_ABOUT THIS EXERCISE_: Restate, word for word, every line of the data.
Start of RECORDS FOR PROCESSING
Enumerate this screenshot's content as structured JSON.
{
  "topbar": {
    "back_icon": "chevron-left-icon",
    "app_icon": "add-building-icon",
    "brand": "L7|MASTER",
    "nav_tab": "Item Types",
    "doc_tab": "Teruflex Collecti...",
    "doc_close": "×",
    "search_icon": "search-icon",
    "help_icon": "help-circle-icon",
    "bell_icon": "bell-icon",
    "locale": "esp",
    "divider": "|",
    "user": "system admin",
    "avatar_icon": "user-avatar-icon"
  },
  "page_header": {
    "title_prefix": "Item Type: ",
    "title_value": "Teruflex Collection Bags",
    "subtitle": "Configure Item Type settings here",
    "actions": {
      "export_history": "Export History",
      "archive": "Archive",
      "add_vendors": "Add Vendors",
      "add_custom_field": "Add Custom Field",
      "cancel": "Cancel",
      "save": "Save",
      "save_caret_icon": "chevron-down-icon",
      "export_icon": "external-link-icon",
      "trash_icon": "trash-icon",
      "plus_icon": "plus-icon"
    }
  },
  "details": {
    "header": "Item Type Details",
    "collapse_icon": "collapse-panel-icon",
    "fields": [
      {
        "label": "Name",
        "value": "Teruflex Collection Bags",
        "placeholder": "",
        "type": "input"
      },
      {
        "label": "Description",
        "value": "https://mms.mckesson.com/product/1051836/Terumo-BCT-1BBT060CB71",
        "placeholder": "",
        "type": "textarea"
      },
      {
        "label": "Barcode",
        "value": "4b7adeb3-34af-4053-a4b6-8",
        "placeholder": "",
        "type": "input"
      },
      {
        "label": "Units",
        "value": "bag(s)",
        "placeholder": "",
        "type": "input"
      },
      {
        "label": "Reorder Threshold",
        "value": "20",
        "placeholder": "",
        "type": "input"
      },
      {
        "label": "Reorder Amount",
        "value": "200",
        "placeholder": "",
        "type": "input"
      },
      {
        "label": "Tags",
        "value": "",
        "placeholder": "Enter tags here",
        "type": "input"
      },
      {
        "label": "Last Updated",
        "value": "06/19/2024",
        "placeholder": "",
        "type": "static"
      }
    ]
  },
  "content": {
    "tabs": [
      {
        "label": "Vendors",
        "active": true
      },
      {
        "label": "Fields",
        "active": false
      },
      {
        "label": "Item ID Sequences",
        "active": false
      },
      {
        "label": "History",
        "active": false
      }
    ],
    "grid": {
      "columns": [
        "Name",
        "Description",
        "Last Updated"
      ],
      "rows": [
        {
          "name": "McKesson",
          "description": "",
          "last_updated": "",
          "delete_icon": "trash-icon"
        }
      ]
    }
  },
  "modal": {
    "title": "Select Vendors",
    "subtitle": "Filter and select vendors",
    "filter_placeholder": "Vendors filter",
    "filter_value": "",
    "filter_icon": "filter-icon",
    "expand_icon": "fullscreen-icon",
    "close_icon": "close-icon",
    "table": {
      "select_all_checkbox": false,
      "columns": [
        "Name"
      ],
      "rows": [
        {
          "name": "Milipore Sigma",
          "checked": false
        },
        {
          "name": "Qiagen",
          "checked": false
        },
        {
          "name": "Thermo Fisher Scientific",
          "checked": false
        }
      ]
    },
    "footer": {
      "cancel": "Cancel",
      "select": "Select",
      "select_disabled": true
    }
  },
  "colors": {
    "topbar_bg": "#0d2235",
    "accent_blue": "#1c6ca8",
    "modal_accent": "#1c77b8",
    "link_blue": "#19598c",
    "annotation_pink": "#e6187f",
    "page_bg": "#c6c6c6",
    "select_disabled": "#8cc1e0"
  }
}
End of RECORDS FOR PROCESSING
_PROBLEM SOLUTION_:
Enumerate this screenshot's content as structured JSON.
{
  "topbar": {
    "back_icon": "chevron-left-icon",
    "app_icon": "add-building-icon",
    "brand": "L7|MASTER",
    "nav_tab": "Item Types",
    "doc_tab": "Teruflex Collecti...",
    "doc_close": "×",
    "search_icon": "search-icon",
    "help_icon": "help-circle-icon",
    "bell_icon": "bell-icon",
    "locale": "esp",
    "divider": "|",
    "user": "system admin",
    "avatar_icon": "user-avatar-icon"
  },
  "page_header": {
    "title_prefix": "Item Type: ",
    "title_value": "Teruflex Collection Bags",
    "subtitle": "Configure Item Type settings here",
    "actions": {
      "export_history": "Export History",
      "archive": "Archive",
      "add_vendors": "Add Vendors",
      "add_custom_field": "Add Custom Field",
      "cancel": "Cancel",
      "save": "Save",
      "save_caret_icon": "chevron-down-icon",
      "export_icon": "external-link-icon",
      "trash_icon": "trash-icon",
      "plus_icon": "plus-icon"
    }
  },
  "details": {
    "header": "Item Type Details",
    "collapse_icon": "collapse-panel-icon",
    "fields": [
      {
        "label": "Name",
        "value": "Teruflex Collection Bags",
        "placeholder": "",
        "type": "input"
      },
      {
        "label": "Description",
        "value": "https://mms.mckesson.com/product/1051836/Terumo-BCT-1BBT060CB71",
        "placeholder": "",
        "type": "textarea"
      },
      {
        "label": "Barcode",
        "value": "4b7adeb3-34af-4053-a4b6-8",
        "placeholder": "",
        "type": "input"
      },
      {
        "label": "Units",
        "value": "bag(s)",
        "placeholder": "",
        "type": "input"
      },
      {
        "label": "Reorder Threshold",
        "value": "20",
        "placeholder": "",
        "type": "input"
      },
      {
        "label": "Reorder Amount",
        "value": "200",
        "placeholder": "",
        "type": "input"
      },
      {
        "label": "Tags",
        "value": "",
        "placeholder": "Enter tags here",
        "type": "input"
      },
      {
        "label": "Last Updated",
        "value": "06/19/2024",
        "placeholder": "",
        "type": "static"
      }
    ]
  },
  "content": {
    "tabs": [
      {
        "label": "Vendors",
        "active": true
      },
      {
        "label": "Fields",
        "active": false
      },
      {
        "label": "Item ID Sequences",
        "active": false
      },
      {
        "label": "History",
        "active": false
      }
    ],
    "grid": {
      "columns": [
        "Name",
        "Description",
        "Last Updated"
      ],
      "rows": [
        {
          "name": "McKesson",
          "description": "",
          "last_updated": "",
          "delete_icon": "trash-icon"
        }
      ]
    }
  },
  "modal": {
    "title": "Select Vendors",
    "subtitle": "Filter and select vendors",
    "filter_placeholder": "Vendors filter",
    "filter_value": "",
    "filter_icon": "filter-icon",
    "expand_icon": "fullscreen-icon",
    "close_icon": "close-icon",
    "table": {
      "select_all_checkbox": false,
      "columns": [
        "Name"
      ],
      "rows": [
        {
          "name": "Milipore Sigma",
          "checked": false
        },
        {
          "name": "Qiagen",
          "checked": false
        },
        {
          "name": "Thermo Fisher Scientific",
          "checked": false
        }
      ]
    },
    "footer": {
      "cancel": "Cancel",
      "select": "Select",
      "select_disabled": true
    }
  },
  "colors": {
    "topbar_bg": "#0d2235",
    "accent_blue": "#1c6ca8",
    "modal_accent": "#1c77b8",
    "link_blue": "#19598c",
    "annotation_pink": "#e6187f",
    "page_bg": "#c6c6c6",
    "select_disabled": "#8cc1e0"
  }
}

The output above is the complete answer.